It was a priceless, transformational moment.
I was sitting on one of the player benches, just trying to catch my breath. The family and I were at the local ice rink, enjoying a couple of hours of ice skating just after Christmas. As a kid, ice skating was a regular weekend activity during the fall and winter months. My skating skills were never that great, but I managed to do OK. Now, some 40 years later, my daughters’ interest in skating has gotten me to lace up the skates once again.
Time has not improved my skating skills.
Apparently, Kyle thought I was pretty good at skating.
He said I was an expert.
I have no idea who Kyle is. He looked to be about 10 years old, enjoying some skating with his family. As I was sitting on the bench, exhausted, Kyle stopped and asked if he could tell me something. Surprised, I said “sure”. He said “you’re an expert at skating. I’ve been watching you skate and you’re really good…like an expert.”
Kind of stunned by what I heard, I wasn’t quite sure how to respond.
I’m glad I didn’t respond as instinctively as I often do.
My initial thought was to somehow try and convince Kyle he was wrong. In my mind I’m really not that good at skating. But instead of doing what I’ve often habitually done, I did something different.
I simply smiled and said “thank you”.
How often, when someone expresses an unexpected compliment toward us, do we find a way to try and minimize it? As if we couldn’t possibly be what the other thinks we are?
For me, I’ve noticed that had, in fact, become an instinctual response.
As we go through our life journey we develop a story about who we are. We listen to others, often those we look up to, and their comments, either intentionally or not, greatly shape the vision of who we think we are. We also learn about the power of comparison and how that can further shape our limiting beliefs, further eroding our worthiness and solidifying our vision as someone who shouldn’t be on the receiving end of complimentary words.

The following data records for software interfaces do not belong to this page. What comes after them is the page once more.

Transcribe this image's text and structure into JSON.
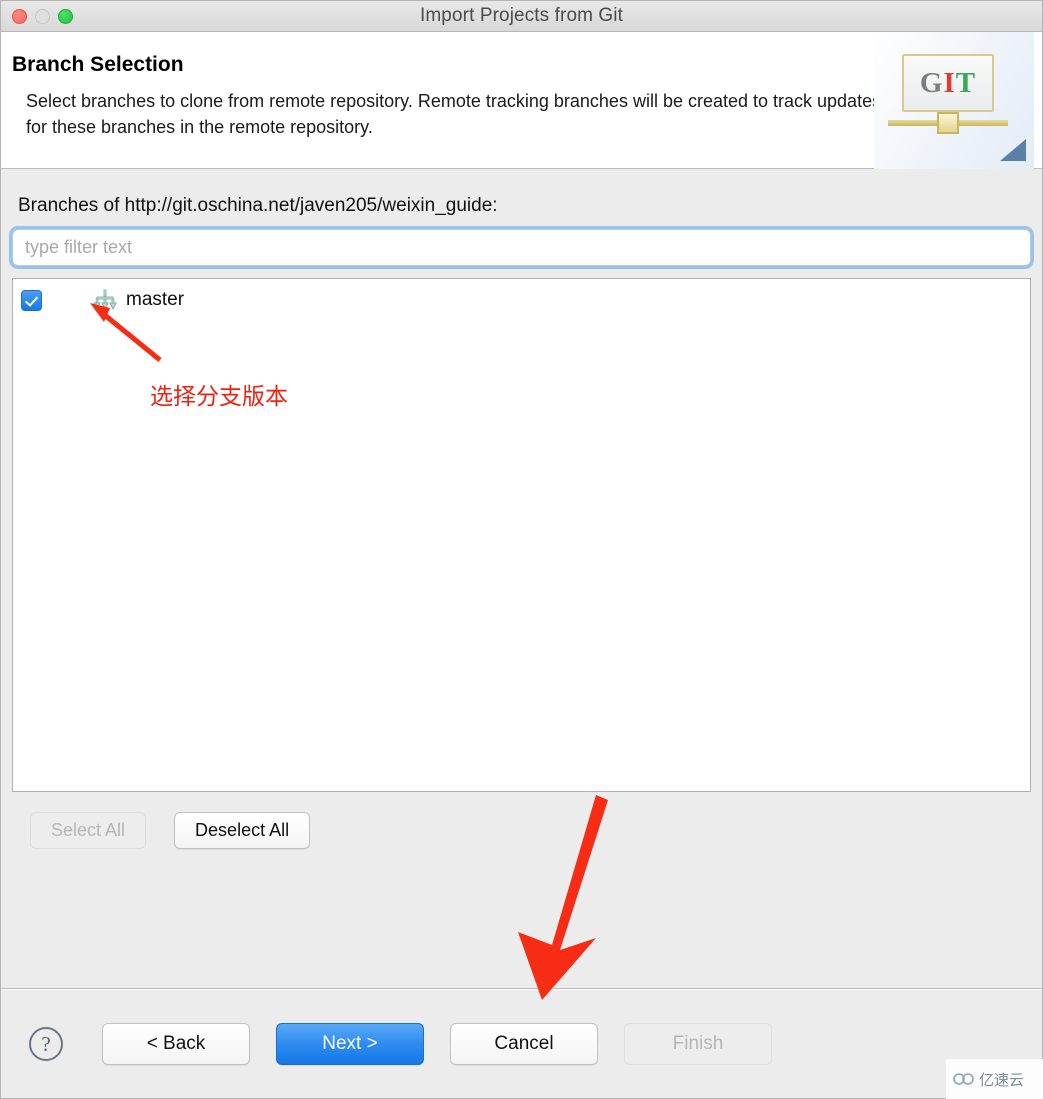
{
  "window": {
    "title": "Import Projects from Git",
    "traffic_lights": [
      "close",
      "minimize",
      "maximize"
    ]
  },
  "header": {
    "title": "Branch Selection",
    "description": "Select branches to clone from remote repository. Remote tracking branches will be created to track updates for these branches in the remote repository.",
    "logo": {
      "g": "G",
      "i": "I",
      "t": "T"
    }
  },
  "main": {
    "branches_label": "Branches of http://git.oschina.net/javen205/weixin_guide:",
    "filter": {
      "value": "",
      "placeholder": "type filter text"
    },
    "branches": [
      {
        "name": "master",
        "checked": true
      }
    ],
    "select_all_label": "Select All",
    "select_all_enabled": false,
    "deselect_all_label": "Deselect All",
    "deselect_all_enabled": true
  },
  "footer": {
    "help_label": "?",
    "buttons": [
      {
        "label": "< Back",
        "style": "normal",
        "enabled": true
      },
      {
        "label": "Next >",
        "style": "primary",
        "enabled": true
      },
      {
        "label": "Cancel",
        "style": "normal",
        "enabled": true
      },
      {
        "label": "Finish",
        "style": "disabled",
        "enabled": false
      }
    ]
  },
  "annotations": {
    "note_text": "选择分支版本",
    "note_color": "#ef2212",
    "arrow_color": "#f72c14"
  },
  "watermark": {
    "text": "亿速云"
  }
}
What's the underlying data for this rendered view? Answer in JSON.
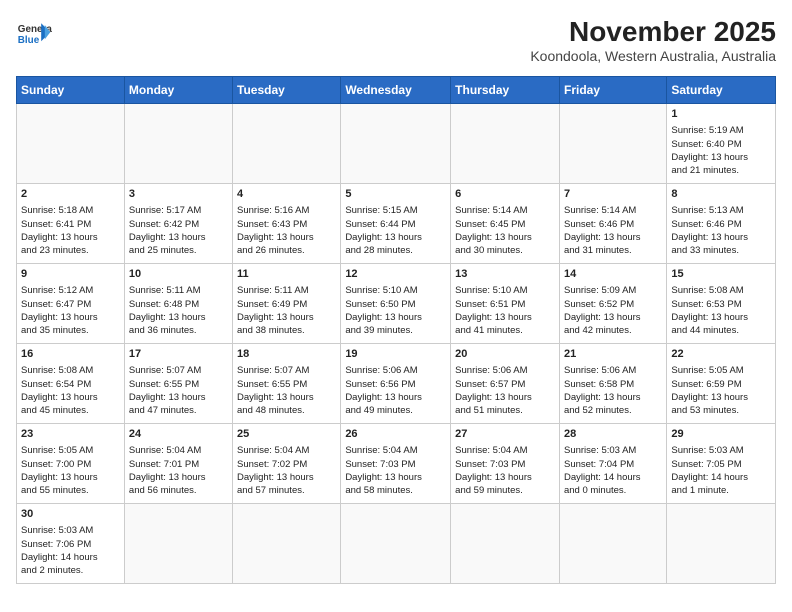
{
  "header": {
    "title": "November 2025",
    "subtitle": "Koondoola, Western Australia, Australia",
    "logo_line1": "General",
    "logo_line2": "Blue"
  },
  "days_of_week": [
    "Sunday",
    "Monday",
    "Tuesday",
    "Wednesday",
    "Thursday",
    "Friday",
    "Saturday"
  ],
  "weeks": [
    [
      {
        "day": "",
        "content": ""
      },
      {
        "day": "",
        "content": ""
      },
      {
        "day": "",
        "content": ""
      },
      {
        "day": "",
        "content": ""
      },
      {
        "day": "",
        "content": ""
      },
      {
        "day": "",
        "content": ""
      },
      {
        "day": "1",
        "content": "Sunrise: 5:19 AM\nSunset: 6:40 PM\nDaylight: 13 hours\nand 21 minutes."
      }
    ],
    [
      {
        "day": "2",
        "content": "Sunrise: 5:18 AM\nSunset: 6:41 PM\nDaylight: 13 hours\nand 23 minutes."
      },
      {
        "day": "3",
        "content": "Sunrise: 5:17 AM\nSunset: 6:42 PM\nDaylight: 13 hours\nand 25 minutes."
      },
      {
        "day": "4",
        "content": "Sunrise: 5:16 AM\nSunset: 6:43 PM\nDaylight: 13 hours\nand 26 minutes."
      },
      {
        "day": "5",
        "content": "Sunrise: 5:15 AM\nSunset: 6:44 PM\nDaylight: 13 hours\nand 28 minutes."
      },
      {
        "day": "6",
        "content": "Sunrise: 5:14 AM\nSunset: 6:45 PM\nDaylight: 13 hours\nand 30 minutes."
      },
      {
        "day": "7",
        "content": "Sunrise: 5:14 AM\nSunset: 6:46 PM\nDaylight: 13 hours\nand 31 minutes."
      },
      {
        "day": "8",
        "content": "Sunrise: 5:13 AM\nSunset: 6:46 PM\nDaylight: 13 hours\nand 33 minutes."
      }
    ],
    [
      {
        "day": "9",
        "content": "Sunrise: 5:12 AM\nSunset: 6:47 PM\nDaylight: 13 hours\nand 35 minutes."
      },
      {
        "day": "10",
        "content": "Sunrise: 5:11 AM\nSunset: 6:48 PM\nDaylight: 13 hours\nand 36 minutes."
      },
      {
        "day": "11",
        "content": "Sunrise: 5:11 AM\nSunset: 6:49 PM\nDaylight: 13 hours\nand 38 minutes."
      },
      {
        "day": "12",
        "content": "Sunrise: 5:10 AM\nSunset: 6:50 PM\nDaylight: 13 hours\nand 39 minutes."
      },
      {
        "day": "13",
        "content": "Sunrise: 5:10 AM\nSunset: 6:51 PM\nDaylight: 13 hours\nand 41 minutes."
      },
      {
        "day": "14",
        "content": "Sunrise: 5:09 AM\nSunset: 6:52 PM\nDaylight: 13 hours\nand 42 minutes."
      },
      {
        "day": "15",
        "content": "Sunrise: 5:08 AM\nSunset: 6:53 PM\nDaylight: 13 hours\nand 44 minutes."
      }
    ],
    [
      {
        "day": "16",
        "content": "Sunrise: 5:08 AM\nSunset: 6:54 PM\nDaylight: 13 hours\nand 45 minutes."
      },
      {
        "day": "17",
        "content": "Sunrise: 5:07 AM\nSunset: 6:55 PM\nDaylight: 13 hours\nand 47 minutes."
      },
      {
        "day": "18",
        "content": "Sunrise: 5:07 AM\nSunset: 6:55 PM\nDaylight: 13 hours\nand 48 minutes."
      },
      {
        "day": "19",
        "content": "Sunrise: 5:06 AM\nSunset: 6:56 PM\nDaylight: 13 hours\nand 49 minutes."
      },
      {
        "day": "20",
        "content": "Sunrise: 5:06 AM\nSunset: 6:57 PM\nDaylight: 13 hours\nand 51 minutes."
      },
      {
        "day": "21",
        "content": "Sunrise: 5:06 AM\nSunset: 6:58 PM\nDaylight: 13 hours\nand 52 minutes."
      },
      {
        "day": "22",
        "content": "Sunrise: 5:05 AM\nSunset: 6:59 PM\nDaylight: 13 hours\nand 53 minutes."
      }
    ],
    [
      {
        "day": "23",
        "content": "Sunrise: 5:05 AM\nSunset: 7:00 PM\nDaylight: 13 hours\nand 55 minutes."
      },
      {
        "day": "24",
        "content": "Sunrise: 5:04 AM\nSunset: 7:01 PM\nDaylight: 13 hours\nand 56 minutes."
      },
      {
        "day": "25",
        "content": "Sunrise: 5:04 AM\nSunset: 7:02 PM\nDaylight: 13 hours\nand 57 minutes."
      },
      {
        "day": "26",
        "content": "Sunrise: 5:04 AM\nSunset: 7:03 PM\nDaylight: 13 hours\nand 58 minutes."
      },
      {
        "day": "27",
        "content": "Sunrise: 5:04 AM\nSunset: 7:03 PM\nDaylight: 13 hours\nand 59 minutes."
      },
      {
        "day": "28",
        "content": "Sunrise: 5:03 AM\nSunset: 7:04 PM\nDaylight: 14 hours\nand 0 minutes."
      },
      {
        "day": "29",
        "content": "Sunrise: 5:03 AM\nSunset: 7:05 PM\nDaylight: 14 hours\nand 1 minute."
      }
    ],
    [
      {
        "day": "30",
        "content": "Sunrise: 5:03 AM\nSunset: 7:06 PM\nDaylight: 14 hours\nand 2 minutes."
      },
      {
        "day": "",
        "content": ""
      },
      {
        "day": "",
        "content": ""
      },
      {
        "day": "",
        "content": ""
      },
      {
        "day": "",
        "content": ""
      },
      {
        "day": "",
        "content": ""
      },
      {
        "day": "",
        "content": ""
      }
    ]
  ]
}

And it works both ways. Think about how often we offer someone a compliment or strong positive feedback only to be met with a response somehow trivializing our opinion. If you take the time to notice, you’ll see it’s quite prevalent.
I’m certain that my skating skills are not close to being at the expert level. But in his mind, I was pretty damn good at it, so much so that he actually approached me to tell me what he thought of my skating. With his honesty and sincerity, I felt Kyle deserved a “thank you” and not an explanation as to why he was wrong.
I was touched by Kyle’s actions and words. I hope he continues to express his positive opinions to others when he sees fit. I didn’t want to ruin this experience for him. I didn’t want to show him through my own words what minimizing yourself looks like.
Thank you, Kyle, for helping me be better at being me.
Sometimes allowing yourself to receive a gift is more important than the actual gift itself.
photo credit: Ben White via Unsplash